Who safeguards the inherent rights of refugee children?

Post Date: Dec 29th, 2014 | Categories: Advocacy, VF Opinion | COMMENT

The op-ed by Grenville Cross SC recently published in the SCMP, “Hong Kong’s children need better protection of their rights” is worthy of our attention and comment. Vision First applauds the advocate for attempting to shed light on what constitute the best interest of children and how the government is on the right path to deliver better policies and reforms, albeit slowly.

However, Grenville Cross SC may not be aware of the appalling infringement of the rights of refugee children. Vision First therefore invite him to visit refugee families that are conspicuously sidestepped by the same administration he states is working towards eradicating poverty and enhancing the livelihood of the poor. He would then witness first-hand how children with refugee parentage are forced to endure the shameful conditions the government claims to be tackling.

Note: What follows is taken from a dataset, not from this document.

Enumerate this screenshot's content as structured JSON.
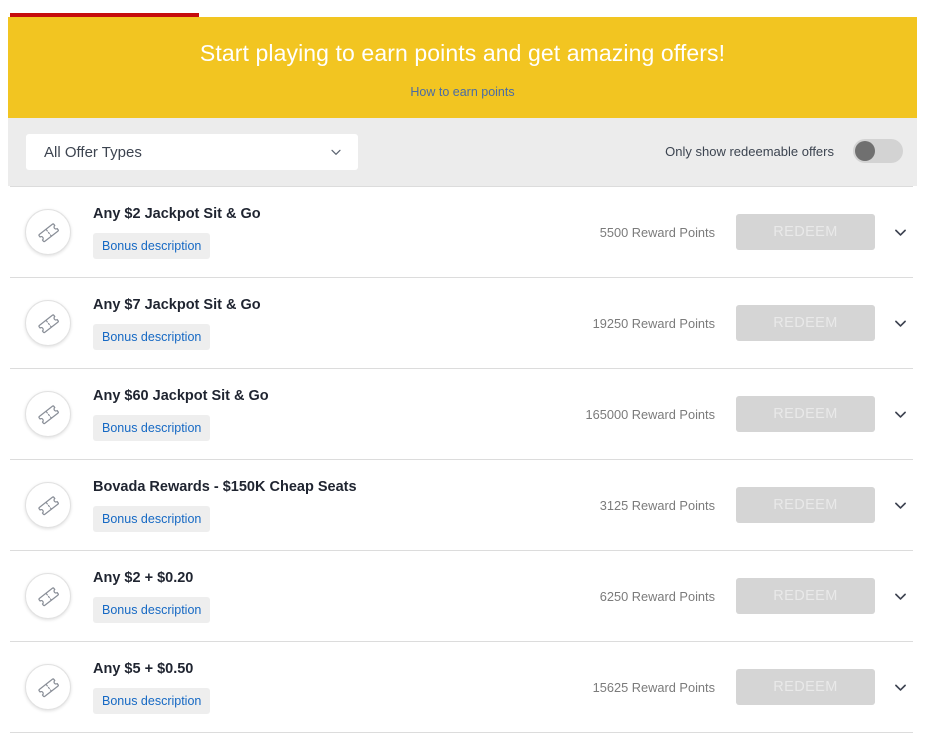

The pattern is as disgraceful as it is widespread and Vision First repeats it emphatically: refugee parents are compelled to work illegally to pay living and education costs inexplicably only covered by the government in part; mothers worry their children will go hungry when meager food rations are consumed before the next three monthly collection; children dejectedly skip school when travelling allowances are exhausted; students are discriminate against because they cannot afford to buy school books, lunch-boxes, uniforms, or join extra-curriculum activities, or bring cake to birthday parties.

Nobody is under any illusion about the challenges and cost of raising children in our expensive city. Basic but necessary expenses disregarded by the government can only be met by refugee parents if they either humble themselves by begging, or stoically risk incarceration by engage in illegal work, both activities presenting predictable and unenviable drawbacks.

While charity is neither sufficient nor dependable in the long term (NGO workers cherry-pick the fortunate), work is outlawed as a serious crime punishable by a mandatory custodial sentence (maximum 36 month jail and 50,000$ fine). Since parents are stigmatized as unwelcome vagrants denied legal and economic rights, refugee children are often condemned to live without one at home if a parent is jailed for earning money for food, clothes, transport or school.

All this happening in dreadful, unsanitary living conditions, frequently in slums, and under unending psychological distress. In fact, refugee children are condemned to suffer 40 percent below the poverty line, without any prospects of improving prospects as parents are legally prevented from earning a living. And this without taking into account the statelessness they are generally condemned to when parents are fearful of their consulate authorities.

Vision First raises alarming questions about the vulnerability of refugee children:

  • Why are refugee children ignored despite falling well below what is provided to the poorest resident children?
  • Why do authorities fail to address the huge criticism in UN reports, including this one by the Committee on the Rights of the Child?
  • Will the Child Protection Institute promote the rights and wellbeing of refugee children, who are the veritable invisible and untouchable in our society?
  • When will HK government safeguard the inherent rights of these children?
Safeguarding the inherent rights of refugee children